Gonzales, Juanita – Oval Box with Mountain and Cloud Designs (1930s)
This is an unusual oval clay box by Juanita Gonzales and Wo-Peen Gonzales. Juanita would make the piece and polish them while Wo-Peen would paint the designs. The box has an oval shape and it is painted with mountain and rain designs. They are boldly painted onto the polished surface. The lid has birdwing patterns. The box was fired a deep black coloration. It is signed on the bottom, “Juanita”. It is in good condition with no chips, cracks, restoration, or repair but some surface water damage and I’ve priced it accordingly.

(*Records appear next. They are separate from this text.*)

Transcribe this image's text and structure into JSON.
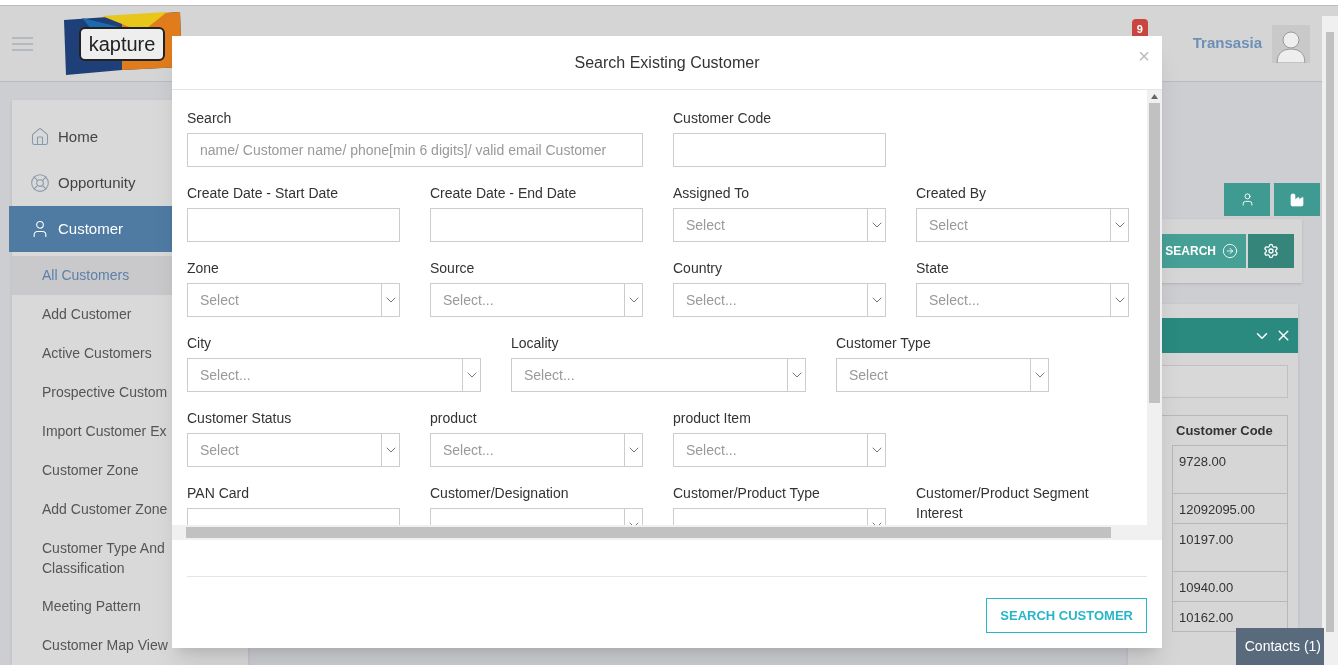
{
  "header": {
    "logo_text": "kapture",
    "notification_count": "9",
    "user_name": "Transasia"
  },
  "sidebar": {
    "items": [
      {
        "label": "Home",
        "selected": false
      },
      {
        "label": "Opportunity",
        "selected": false
      },
      {
        "label": "Customer",
        "selected": true
      }
    ],
    "subitems": [
      {
        "label": "All Customers",
        "selected": true
      },
      {
        "label": "Add Customer",
        "selected": false
      },
      {
        "label": "Active Customers",
        "selected": false
      },
      {
        "label": "Prospective Custom",
        "selected": false
      },
      {
        "label": "Import Customer Ex",
        "selected": false
      },
      {
        "label": "Customer Zone",
        "selected": false
      },
      {
        "label": "Add Customer Zone",
        "selected": false
      },
      {
        "label": "Customer Type And Classification",
        "selected": false
      },
      {
        "label": "Meeting Pattern",
        "selected": false
      },
      {
        "label": "Customer Map View",
        "selected": false
      }
    ]
  },
  "toolbar": {
    "search_button": "SEARCH"
  },
  "table": {
    "columns": [
      "Customer Code"
    ],
    "rows": [
      {
        "cells": [
          "9728.00"
        ],
        "kind": "tall"
      },
      {
        "cells": [
          "12092095.00"
        ],
        "kind": "short"
      },
      {
        "cells": [
          "10197.00"
        ],
        "kind": "tall"
      },
      {
        "cells": [
          "10940.00"
        ],
        "kind": "short"
      },
      {
        "cells": [
          "10162.00"
        ],
        "kind": "short"
      }
    ]
  },
  "contacts_tab": "Contacts (1)",
  "modal": {
    "title": "Search Existing Customer",
    "close": "×",
    "submit": "SEARCH CUSTOMER",
    "rows": [
      {
        "kind": "four_column",
        "fields": [
          {
            "label": "Search",
            "kind": "wide_text",
            "placeholder": "name/ Customer name/ phone[min 6 digits]/ valid email Customer"
          },
          {
            "label": "Customer Code",
            "kind": "text"
          }
        ]
      },
      {
        "kind": "four_column",
        "fields": [
          {
            "label": "Create Date - Start Date",
            "kind": "text"
          },
          {
            "label": "Create Date - End Date",
            "kind": "text"
          },
          {
            "label": "Assigned To",
            "kind": "select",
            "placeholder": "Select"
          },
          {
            "label": "Created By",
            "kind": "select",
            "placeholder": "Select"
          }
        ]
      },
      {
        "kind": "four_column",
        "fields": [
          {
            "label": "Zone",
            "kind": "select",
            "placeholder": "Select"
          },
          {
            "label": "Source",
            "kind": "select",
            "placeholder": "Select..."
          },
          {
            "label": "Country",
            "kind": "select",
            "placeholder": "Select..."
          },
          {
            "label": "State",
            "kind": "select",
            "placeholder": "Select..."
          }
        ]
      },
      {
        "kind": "three_column",
        "fields": [
          {
            "label": "City",
            "kind": "select",
            "placeholder": "Select..."
          },
          {
            "label": "Locality",
            "kind": "select",
            "placeholder": "Select..."
          },
          {
            "label": "Customer Type",
            "kind": "select",
            "placeholder": "Select"
          }
        ]
      },
      {
        "kind": "four_column",
        "fields": [
          {
            "label": "Customer Status",
            "kind": "select",
            "placeholder": "Select"
          },
          {
            "label": "product",
            "kind": "select",
            "placeholder": "Select..."
          },
          {
            "label": "product Item",
            "kind": "select",
            "placeholder": "Select..."
          }
        ]
      },
      {
        "kind": "four_column",
        "fields": [
          {
            "label": "PAN Card",
            "kind": "text"
          },
          {
            "label": "Customer/Designation",
            "kind": "select"
          },
          {
            "label": "Customer/Product Type",
            "kind": "select"
          },
          {
            "label": "Customer/Product Segment Interest",
            "kind": "label_only"
          }
        ]
      }
    ]
  }
}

There has long been a fascination with boxes, that is to say, square or rectangular clay vessels with flat, clay lids. At the Pueblos of New Mexico, there is a historic precedent for these square-shaped pieces that were typically used for holding corn meal for Pueblo dances. These boxes, however, typically did not have lids, and more likely, carved or raised ends.

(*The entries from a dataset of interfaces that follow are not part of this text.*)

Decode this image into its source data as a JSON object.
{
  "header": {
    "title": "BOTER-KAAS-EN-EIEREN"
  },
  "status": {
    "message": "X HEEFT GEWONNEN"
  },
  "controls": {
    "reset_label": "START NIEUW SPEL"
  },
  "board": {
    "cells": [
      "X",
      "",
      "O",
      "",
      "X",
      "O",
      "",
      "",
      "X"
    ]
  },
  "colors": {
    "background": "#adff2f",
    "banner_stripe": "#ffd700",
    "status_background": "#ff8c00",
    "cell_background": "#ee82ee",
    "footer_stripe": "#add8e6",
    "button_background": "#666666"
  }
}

In the 1920s there was a revival of boxes at San Ildefonso at the same time as the “new” black-on-black style of pottery. The boxes had flat sides, but later, some were cylindrical. They were painted on each side and they had a flat lid with a handle. The style of the handle, and its direction, were often indicative of the potter. While some boxes may still have been made for cornmeal, most were made to hold cigarettes, small cigars, or curious, for the newly arriving tourist trade. The potters of San Ildefonso in the 1920s were each adept at making these pieces.

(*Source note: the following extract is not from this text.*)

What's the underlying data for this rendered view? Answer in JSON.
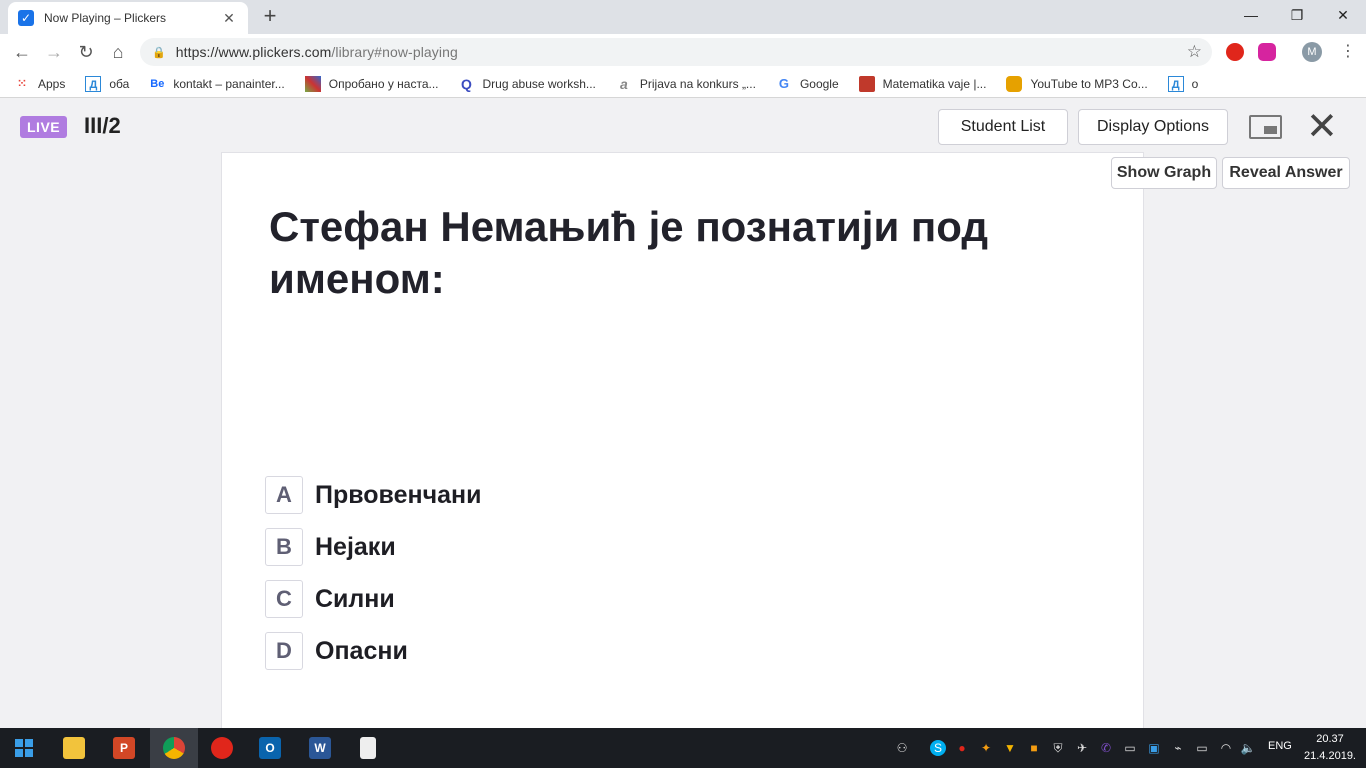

Boxes are difficult to make and crack in drying and firing. The same with the flat lids. Not surprisingly, over the past 100 years, the boxes have not fared well as they are often cracked or chipped. The lids are often missing or damaged. They are not only one of the most difficult and sought-after forms, but also one that is the least resilient to time.